Component data from apps and pages:
++++++
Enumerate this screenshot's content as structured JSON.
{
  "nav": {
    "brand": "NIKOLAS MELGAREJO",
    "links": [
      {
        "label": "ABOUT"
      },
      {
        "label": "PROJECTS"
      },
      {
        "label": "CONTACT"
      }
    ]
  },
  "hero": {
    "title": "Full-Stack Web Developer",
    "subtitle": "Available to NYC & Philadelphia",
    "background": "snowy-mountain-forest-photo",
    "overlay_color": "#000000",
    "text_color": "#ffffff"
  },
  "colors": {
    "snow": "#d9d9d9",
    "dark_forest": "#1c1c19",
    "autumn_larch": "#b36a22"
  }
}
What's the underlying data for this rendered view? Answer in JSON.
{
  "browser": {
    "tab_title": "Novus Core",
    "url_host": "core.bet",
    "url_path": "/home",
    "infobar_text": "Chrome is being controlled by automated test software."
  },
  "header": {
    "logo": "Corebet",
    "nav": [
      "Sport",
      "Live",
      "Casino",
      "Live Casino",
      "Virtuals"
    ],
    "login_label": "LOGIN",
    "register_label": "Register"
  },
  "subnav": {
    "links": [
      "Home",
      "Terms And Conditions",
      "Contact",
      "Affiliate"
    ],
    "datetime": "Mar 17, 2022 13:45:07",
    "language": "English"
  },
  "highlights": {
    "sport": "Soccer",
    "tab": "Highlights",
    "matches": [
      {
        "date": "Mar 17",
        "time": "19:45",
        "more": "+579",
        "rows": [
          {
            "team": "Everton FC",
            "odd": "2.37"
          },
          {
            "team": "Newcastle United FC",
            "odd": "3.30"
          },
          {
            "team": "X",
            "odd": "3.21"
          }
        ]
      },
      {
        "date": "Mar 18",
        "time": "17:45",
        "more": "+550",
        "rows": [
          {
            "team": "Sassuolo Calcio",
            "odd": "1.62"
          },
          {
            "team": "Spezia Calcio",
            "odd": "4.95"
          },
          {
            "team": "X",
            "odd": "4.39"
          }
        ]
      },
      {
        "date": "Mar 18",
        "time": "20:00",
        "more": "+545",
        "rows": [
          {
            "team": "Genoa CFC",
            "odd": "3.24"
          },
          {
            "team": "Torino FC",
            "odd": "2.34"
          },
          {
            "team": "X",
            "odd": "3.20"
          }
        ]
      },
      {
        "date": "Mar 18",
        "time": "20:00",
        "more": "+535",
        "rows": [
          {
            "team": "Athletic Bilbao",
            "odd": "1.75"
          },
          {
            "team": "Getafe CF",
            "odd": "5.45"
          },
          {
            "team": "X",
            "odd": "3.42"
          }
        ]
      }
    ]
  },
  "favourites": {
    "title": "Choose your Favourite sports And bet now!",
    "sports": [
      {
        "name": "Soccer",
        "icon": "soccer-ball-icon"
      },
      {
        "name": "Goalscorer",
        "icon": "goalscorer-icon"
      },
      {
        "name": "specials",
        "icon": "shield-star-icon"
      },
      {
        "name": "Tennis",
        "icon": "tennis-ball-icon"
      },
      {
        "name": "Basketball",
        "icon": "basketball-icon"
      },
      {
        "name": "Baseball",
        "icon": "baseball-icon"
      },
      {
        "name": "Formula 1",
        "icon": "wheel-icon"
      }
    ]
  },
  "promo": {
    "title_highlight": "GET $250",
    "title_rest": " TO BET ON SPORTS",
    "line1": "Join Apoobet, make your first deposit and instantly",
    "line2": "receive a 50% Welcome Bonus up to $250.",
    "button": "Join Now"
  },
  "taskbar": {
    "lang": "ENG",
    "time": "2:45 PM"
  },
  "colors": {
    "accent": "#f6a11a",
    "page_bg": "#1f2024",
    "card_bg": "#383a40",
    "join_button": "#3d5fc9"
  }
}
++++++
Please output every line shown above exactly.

**Expected output:**
Enumerate this screenshot's content as structured JSON.
{
  "nav": {
    "brand": "NIKOLAS MELGAREJO",
    "links": [
      {
        "label": "ABOUT"
      },
      {
        "label": "PROJECTS"
      },
      {
        "label": "CONTACT"
      }
    ]
  },
  "hero": {
    "title": "Full-Stack Web Developer",
    "subtitle": "Available to NYC & Philadelphia",
    "background": "snowy-mountain-forest-photo",
    "overlay_color": "#000000",
    "text_color": "#ffffff"
  },
  "colors": {
    "snow": "#d9d9d9",
    "dark_forest": "#1c1c19",
    "autumn_larch": "#b36a22"
  }
}
What's the underlying data for this rendered view? Answer in JSON.
{
  "browser": {
    "tab_title": "Novus Core",
    "url_host": "core.bet",
    "url_path": "/home",
    "infobar_text": "Chrome is being controlled by automated test software."
  },
  "header": {
    "logo": "Corebet",
    "nav": [
      "Sport",
      "Live",
      "Casino",
      "Live Casino",
      "Virtuals"
    ],
    "login_label": "LOGIN",
    "register_label": "Register"
  },
  "subnav": {
    "links": [
      "Home",
      "Terms And Conditions",
      "Contact",
      "Affiliate"
    ],
    "datetime": "Mar 17, 2022 13:45:07",
    "language": "English"
  },
  "highlights": {
    "sport": "Soccer",
    "tab": "Highlights",
    "matches": [
      {
        "date": "Mar 17",
        "time": "19:45",
        "more": "+579",
        "rows": [
          {
            "team": "Everton FC",
            "odd": "2.37"
          },
          {
            "team": "Newcastle United FC",
            "odd": "3.30"
          },
          {
            "team": "X",
            "odd": "3.21"
          }
        ]
      },
      {
        "date": "Mar 18",
        "time": "17:45",
        "more": "+550",
        "rows": [
          {
            "team": "Sassuolo Calcio",
            "odd": "1.62"
          },
          {
            "team": "Spezia Calcio",
            "odd": "4.95"
          },
          {
            "team": "X",
            "odd": "4.39"
          }
        ]
      },
      {
        "date": "Mar 18",
        "time": "20:00",
        "more": "+545",
        "rows": [
          {
            "team": "Genoa CFC",
            "odd": "3.24"
          },
          {
            "team": "Torino FC",
            "odd": "2.34"
          },
          {
            "team": "X",
            "odd": "3.20"
          }
        ]
      },
      {
        "date": "Mar 18",
        "time": "20:00",
        "more": "+535",
        "rows": [
          {
            "team": "Athletic Bilbao",
            "odd": "1.75"
          },
          {
            "team": "Getafe CF",
            "odd": "5.45"
          },
          {
            "team": "X",
            "odd": "3.42"
          }
        ]
      }
    ]
  },
  "favourites": {
    "title": "Choose your Favourite sports And bet now!",
    "sports": [
      {
        "name": "Soccer",
        "icon": "soccer-ball-icon"
      },
      {
        "name": "Goalscorer",
        "icon": "goalscorer-icon"
      },
      {
        "name": "specials",
        "icon": "shield-star-icon"
      },
      {
        "name": "Tennis",
        "icon": "tennis-ball-icon"
      },
      {
        "name": "Basketball",
        "icon": "basketball-icon"
      },
      {
        "name": "Baseball",
        "icon": "baseball-icon"
      },
      {
        "name": "Formula 1",
        "icon": "wheel-icon"
      }
    ]
  },
  "promo": {
    "title_highlight": "GET $250",
    "title_rest": " TO BET ON SPORTS",
    "line1": "Join Apoobet, make your first deposit and instantly",
    "line2": "receive a 50% Welcome Bonus up to $250.",
    "button": "Join Now"
  },
  "taskbar": {
    "lang": "ENG",
    "time": "2:45 PM"
  },
  "colors": {
    "accent": "#f6a11a",
    "page_bg": "#1f2024",
    "card_bg": "#383a40",
    "join_button": "#3d5fc9"
  }
}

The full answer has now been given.